I am filtering ports 135 - 139 and also port 1975. There was a big controversy a short time ago about Aureate/Radiate and their software. Some "freeware" (or adware, really) applications comes with advertising built in. In stead of you paying for the program, you get to watch some ads as you use the software. The software also keeps track of which web sites you go to so it can better determine what types of ads it should display on your computer. The Aureate/Radiate spyware application uses (or used) port 1975 to talk to mother. Although I don't have any of the spyware, I'm still blocking that port.

UPDATE - Filters

Since it appears that port filtering may contribute to the instability of the Linksys router, I'm withdrawing my recommendation of filtering any ports. Although that makes it possible for certain traffic to get onto the internet, this should not have any significant effect on the security of your LAN.

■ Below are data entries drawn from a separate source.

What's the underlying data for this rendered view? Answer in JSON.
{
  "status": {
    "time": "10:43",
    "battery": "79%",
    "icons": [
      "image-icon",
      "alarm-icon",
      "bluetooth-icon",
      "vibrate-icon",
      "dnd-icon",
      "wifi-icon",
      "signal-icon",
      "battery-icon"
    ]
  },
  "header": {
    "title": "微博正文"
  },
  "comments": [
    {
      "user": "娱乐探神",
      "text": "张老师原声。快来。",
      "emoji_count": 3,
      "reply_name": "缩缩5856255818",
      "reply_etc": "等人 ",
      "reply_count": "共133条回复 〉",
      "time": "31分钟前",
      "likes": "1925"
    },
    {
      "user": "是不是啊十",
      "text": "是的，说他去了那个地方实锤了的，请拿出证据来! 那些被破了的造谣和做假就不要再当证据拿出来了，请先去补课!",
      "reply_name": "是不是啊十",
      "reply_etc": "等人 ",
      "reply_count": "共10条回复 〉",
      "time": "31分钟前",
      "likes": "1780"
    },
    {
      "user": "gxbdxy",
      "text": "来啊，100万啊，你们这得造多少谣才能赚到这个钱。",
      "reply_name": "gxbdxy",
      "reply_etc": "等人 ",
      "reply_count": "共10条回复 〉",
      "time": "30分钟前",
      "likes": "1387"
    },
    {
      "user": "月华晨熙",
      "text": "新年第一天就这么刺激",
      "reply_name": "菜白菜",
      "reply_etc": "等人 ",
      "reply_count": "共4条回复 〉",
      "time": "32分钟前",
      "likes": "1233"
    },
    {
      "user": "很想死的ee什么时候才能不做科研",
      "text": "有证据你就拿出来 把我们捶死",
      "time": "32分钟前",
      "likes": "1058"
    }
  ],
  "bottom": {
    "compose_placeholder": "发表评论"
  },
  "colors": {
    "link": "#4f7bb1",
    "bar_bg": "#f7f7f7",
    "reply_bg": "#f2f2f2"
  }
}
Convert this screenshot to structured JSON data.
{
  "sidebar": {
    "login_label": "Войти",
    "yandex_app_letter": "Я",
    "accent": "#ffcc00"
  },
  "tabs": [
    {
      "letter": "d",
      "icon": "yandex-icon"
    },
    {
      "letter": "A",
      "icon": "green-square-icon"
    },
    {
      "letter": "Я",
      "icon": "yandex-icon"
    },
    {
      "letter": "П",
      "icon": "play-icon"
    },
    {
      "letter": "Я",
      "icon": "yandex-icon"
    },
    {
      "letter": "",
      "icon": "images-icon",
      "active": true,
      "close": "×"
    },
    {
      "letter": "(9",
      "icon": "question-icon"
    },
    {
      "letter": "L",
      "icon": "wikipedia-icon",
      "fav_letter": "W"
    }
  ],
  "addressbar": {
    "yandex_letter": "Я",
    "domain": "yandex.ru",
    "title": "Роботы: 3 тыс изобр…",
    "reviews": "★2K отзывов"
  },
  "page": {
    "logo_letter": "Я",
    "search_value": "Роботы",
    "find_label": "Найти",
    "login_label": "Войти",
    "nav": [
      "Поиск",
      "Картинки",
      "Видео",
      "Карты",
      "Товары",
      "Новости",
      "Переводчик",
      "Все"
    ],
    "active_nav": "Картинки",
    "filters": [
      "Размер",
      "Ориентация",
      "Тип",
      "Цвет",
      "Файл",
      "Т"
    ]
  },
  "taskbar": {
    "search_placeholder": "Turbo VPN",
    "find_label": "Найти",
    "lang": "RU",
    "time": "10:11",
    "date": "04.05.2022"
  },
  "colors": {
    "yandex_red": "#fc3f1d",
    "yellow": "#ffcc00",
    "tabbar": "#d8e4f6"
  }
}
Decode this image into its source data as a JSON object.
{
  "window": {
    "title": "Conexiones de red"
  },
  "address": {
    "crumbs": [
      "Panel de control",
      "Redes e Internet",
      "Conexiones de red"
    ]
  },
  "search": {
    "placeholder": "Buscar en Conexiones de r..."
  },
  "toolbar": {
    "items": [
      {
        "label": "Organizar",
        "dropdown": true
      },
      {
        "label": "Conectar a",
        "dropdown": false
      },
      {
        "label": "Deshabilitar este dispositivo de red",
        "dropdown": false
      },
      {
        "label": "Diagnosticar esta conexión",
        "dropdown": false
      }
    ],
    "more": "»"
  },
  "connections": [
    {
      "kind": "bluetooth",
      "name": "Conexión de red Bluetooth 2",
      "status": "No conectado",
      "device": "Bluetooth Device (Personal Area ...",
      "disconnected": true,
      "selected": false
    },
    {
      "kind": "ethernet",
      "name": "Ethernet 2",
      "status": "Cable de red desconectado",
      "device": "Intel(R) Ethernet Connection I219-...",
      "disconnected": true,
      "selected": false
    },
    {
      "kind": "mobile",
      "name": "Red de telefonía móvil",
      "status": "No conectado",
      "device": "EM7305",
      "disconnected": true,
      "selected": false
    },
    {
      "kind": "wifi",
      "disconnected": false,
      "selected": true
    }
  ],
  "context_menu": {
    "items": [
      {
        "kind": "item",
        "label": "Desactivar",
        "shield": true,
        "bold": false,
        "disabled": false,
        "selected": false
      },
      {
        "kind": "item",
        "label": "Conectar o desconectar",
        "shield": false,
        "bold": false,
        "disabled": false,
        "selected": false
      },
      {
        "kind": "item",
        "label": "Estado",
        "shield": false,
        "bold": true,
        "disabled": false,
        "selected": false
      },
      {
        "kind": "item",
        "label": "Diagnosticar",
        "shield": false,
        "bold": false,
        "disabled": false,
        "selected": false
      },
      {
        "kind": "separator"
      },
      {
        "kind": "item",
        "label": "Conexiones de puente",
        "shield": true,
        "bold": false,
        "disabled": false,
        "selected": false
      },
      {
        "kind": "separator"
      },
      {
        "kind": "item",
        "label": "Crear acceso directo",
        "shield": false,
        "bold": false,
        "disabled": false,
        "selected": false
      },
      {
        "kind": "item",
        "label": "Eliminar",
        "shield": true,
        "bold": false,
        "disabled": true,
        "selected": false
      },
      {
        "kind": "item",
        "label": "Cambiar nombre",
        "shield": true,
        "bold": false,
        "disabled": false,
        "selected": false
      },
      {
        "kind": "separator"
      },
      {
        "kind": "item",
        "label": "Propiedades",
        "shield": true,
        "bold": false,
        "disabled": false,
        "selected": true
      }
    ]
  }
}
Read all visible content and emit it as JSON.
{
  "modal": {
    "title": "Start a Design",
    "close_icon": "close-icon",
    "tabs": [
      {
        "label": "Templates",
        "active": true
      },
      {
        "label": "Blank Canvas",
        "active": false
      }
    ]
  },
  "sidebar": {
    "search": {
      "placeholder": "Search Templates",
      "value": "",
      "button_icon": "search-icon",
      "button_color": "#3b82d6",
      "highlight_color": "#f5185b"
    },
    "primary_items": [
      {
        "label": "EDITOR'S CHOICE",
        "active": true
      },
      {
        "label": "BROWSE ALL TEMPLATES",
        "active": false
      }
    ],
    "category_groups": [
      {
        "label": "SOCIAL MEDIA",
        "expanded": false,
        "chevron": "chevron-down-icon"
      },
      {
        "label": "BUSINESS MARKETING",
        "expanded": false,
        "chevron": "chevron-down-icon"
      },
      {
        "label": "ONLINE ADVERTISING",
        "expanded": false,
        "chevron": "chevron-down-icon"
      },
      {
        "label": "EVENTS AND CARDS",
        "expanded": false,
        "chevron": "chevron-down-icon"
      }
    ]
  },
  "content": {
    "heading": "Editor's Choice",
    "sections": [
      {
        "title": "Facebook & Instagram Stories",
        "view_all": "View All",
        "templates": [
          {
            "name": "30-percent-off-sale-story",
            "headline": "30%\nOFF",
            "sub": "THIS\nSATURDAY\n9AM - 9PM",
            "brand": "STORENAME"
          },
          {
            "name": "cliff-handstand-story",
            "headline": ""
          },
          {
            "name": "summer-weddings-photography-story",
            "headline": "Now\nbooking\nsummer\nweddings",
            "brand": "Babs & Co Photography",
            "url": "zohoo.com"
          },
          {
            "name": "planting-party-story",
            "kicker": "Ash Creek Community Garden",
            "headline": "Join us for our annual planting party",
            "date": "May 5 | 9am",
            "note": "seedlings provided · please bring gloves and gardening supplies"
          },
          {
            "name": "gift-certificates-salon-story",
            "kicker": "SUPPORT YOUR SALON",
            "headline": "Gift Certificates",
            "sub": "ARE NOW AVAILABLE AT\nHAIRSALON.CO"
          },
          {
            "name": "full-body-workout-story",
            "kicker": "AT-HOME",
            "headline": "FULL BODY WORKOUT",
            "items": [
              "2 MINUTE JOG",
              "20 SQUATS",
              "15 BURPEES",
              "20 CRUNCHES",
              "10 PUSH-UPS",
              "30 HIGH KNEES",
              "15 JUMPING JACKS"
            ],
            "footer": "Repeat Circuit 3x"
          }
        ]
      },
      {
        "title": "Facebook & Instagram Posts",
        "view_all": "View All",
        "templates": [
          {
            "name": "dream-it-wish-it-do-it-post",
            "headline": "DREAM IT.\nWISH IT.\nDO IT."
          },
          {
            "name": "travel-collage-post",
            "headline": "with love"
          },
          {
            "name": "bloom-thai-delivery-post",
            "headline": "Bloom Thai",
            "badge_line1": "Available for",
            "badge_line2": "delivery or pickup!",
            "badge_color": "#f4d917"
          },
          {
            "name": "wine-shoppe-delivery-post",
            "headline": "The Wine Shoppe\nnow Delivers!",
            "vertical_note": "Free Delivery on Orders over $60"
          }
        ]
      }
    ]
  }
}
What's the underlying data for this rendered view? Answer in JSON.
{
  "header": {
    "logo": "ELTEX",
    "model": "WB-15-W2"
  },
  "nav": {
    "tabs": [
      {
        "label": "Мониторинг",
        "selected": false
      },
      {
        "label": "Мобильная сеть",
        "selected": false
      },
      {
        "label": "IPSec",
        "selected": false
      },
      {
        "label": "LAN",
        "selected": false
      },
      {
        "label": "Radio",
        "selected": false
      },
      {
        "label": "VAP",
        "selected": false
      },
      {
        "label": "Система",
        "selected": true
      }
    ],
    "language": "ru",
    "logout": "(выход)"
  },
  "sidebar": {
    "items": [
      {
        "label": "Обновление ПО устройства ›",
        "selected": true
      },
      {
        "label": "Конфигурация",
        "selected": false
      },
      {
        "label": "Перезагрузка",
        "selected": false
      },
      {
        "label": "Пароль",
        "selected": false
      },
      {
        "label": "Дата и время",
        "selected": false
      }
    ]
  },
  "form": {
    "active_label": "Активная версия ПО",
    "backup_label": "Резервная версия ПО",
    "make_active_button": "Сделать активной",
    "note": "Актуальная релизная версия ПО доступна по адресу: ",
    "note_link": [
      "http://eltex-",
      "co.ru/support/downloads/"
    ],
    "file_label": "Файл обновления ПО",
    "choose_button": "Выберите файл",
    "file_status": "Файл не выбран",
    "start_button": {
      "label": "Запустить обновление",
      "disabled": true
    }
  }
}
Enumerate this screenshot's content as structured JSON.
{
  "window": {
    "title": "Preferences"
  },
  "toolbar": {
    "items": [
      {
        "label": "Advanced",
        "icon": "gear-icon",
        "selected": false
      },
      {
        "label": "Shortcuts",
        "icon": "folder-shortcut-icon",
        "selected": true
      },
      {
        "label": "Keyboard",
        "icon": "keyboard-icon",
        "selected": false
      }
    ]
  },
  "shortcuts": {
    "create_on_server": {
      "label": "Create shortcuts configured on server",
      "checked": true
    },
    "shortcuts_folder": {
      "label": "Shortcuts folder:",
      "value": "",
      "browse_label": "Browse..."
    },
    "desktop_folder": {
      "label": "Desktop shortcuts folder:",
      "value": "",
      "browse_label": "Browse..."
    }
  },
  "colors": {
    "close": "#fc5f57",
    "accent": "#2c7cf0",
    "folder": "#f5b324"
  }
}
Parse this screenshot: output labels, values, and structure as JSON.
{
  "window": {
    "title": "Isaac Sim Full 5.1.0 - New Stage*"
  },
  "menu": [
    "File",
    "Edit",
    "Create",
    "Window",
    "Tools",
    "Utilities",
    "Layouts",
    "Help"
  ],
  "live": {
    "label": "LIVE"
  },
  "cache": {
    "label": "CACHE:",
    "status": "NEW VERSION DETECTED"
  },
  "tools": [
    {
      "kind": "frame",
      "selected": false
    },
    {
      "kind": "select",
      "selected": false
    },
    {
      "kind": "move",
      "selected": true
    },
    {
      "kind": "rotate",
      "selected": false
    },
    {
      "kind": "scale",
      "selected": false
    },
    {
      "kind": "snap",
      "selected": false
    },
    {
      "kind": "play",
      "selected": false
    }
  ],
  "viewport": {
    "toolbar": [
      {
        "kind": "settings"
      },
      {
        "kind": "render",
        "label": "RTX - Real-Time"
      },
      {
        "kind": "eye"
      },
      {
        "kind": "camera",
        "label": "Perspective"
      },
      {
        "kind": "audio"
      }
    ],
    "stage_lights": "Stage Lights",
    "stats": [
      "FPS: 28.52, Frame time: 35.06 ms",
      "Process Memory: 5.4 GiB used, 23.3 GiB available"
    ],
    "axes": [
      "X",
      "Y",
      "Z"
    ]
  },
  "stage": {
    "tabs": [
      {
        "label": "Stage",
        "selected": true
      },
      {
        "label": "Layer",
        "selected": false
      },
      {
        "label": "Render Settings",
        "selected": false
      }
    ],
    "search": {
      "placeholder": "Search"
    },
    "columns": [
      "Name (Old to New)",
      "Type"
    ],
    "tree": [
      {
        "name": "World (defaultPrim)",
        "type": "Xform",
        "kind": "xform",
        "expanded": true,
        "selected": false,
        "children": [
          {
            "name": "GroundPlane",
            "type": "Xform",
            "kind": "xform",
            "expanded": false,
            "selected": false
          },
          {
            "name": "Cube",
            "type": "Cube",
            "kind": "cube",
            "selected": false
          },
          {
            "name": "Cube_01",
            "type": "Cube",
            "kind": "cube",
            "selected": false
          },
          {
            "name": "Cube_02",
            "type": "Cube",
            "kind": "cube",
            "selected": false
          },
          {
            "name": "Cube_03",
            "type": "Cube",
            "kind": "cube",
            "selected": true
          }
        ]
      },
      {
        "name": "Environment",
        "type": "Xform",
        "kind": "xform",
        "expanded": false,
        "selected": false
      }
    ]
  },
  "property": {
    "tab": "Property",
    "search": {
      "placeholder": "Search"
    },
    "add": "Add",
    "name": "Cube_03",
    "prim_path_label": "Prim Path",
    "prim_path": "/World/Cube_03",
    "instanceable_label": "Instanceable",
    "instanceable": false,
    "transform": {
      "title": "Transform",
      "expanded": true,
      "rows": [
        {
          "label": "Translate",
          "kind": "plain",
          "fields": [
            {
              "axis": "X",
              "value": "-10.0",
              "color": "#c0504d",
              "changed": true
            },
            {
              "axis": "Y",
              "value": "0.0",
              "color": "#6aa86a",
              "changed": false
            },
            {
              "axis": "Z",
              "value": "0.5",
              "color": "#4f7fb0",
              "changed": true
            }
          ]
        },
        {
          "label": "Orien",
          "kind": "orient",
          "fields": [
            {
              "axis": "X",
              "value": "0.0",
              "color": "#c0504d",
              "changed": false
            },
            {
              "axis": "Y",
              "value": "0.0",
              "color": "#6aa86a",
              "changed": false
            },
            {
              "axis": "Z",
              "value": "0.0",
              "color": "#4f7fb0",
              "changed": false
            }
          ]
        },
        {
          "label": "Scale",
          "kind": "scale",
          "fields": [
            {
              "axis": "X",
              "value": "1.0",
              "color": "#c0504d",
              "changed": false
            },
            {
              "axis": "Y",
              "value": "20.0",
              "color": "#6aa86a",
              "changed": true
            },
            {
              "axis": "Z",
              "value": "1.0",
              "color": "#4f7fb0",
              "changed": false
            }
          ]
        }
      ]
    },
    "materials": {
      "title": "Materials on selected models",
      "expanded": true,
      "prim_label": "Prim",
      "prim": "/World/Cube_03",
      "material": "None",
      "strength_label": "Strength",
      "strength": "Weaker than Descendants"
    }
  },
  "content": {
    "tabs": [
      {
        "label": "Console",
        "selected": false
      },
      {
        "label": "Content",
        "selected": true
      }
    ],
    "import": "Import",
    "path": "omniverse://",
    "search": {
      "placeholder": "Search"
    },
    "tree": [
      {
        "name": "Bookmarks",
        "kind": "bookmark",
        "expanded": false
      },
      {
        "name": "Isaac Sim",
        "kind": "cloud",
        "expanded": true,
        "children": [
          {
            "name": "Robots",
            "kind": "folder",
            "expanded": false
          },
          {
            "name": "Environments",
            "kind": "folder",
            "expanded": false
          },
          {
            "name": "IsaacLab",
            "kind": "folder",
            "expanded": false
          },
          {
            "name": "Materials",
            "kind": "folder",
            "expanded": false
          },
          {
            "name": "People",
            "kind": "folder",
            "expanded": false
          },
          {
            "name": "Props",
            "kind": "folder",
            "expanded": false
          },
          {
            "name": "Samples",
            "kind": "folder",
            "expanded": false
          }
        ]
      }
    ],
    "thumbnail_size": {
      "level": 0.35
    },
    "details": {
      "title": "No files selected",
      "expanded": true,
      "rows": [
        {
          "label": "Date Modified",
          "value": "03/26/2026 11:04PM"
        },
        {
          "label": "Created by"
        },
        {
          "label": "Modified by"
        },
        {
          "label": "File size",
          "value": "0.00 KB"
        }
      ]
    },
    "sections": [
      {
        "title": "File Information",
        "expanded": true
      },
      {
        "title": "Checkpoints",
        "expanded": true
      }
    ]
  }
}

Dynamic/Static routing.

For a home network, leave these at the defaults. This only applies if you have multiple routers on your network, and most home networks would not need this.

Logging.

This is a fairly new feature. Not entirely useful just yet, but I have some hope that Linksys will continue working on the feature until they get it right. (Note that this is my personal opinion, others might find it more useful than I). Logging can be disabled or enabled. If enabled and with "255" left as the last byte of the IP address, the router will broadcast log information onto your LAN, hoping that some program will catch the information. If you want to capture this information, you're better of specifying the IP address where the logging application is running (see static IP address above). You can also view the access logs on the router, but there's hardly any information there. It lists the IP address and port number of traffic passing through the router. This is fine to check and see if your SMTP traffic gets through, but it doesn't tell you anything about what else is hitting your router. You have no way of knowing if someone is trying to access a Sub-7 trojan on your computer, or is someone is doing a port-scan to see what ports are open. Since I'm running a web-server, the access log would be redundant, so I disabled it. The program "LogViewer" is available on the Firmware page.

DMZ.

Linksys have chosen an interesting definition of DMZ. Essentially, it's a "public" computer. Setting the IP address in the DMZ field to match that of a computer on your LAN, you are essentially placing that computer outside the router. That means the computer is not protected by the router. Any incoming traffic which is not forwarded somewhere else will be forwarded to the computer in the DMZ. This is not a good place to be, but unfortunately, sometimes it is required. If you wish to use MS NetMeeting, you need to place your computer in the DMZ. Due to the fact that MS NetMeeting uses some random port allocation, the router wouldn't be able to pass the traffic to your computer otherwise.

1999-2005 Lars M. Hansen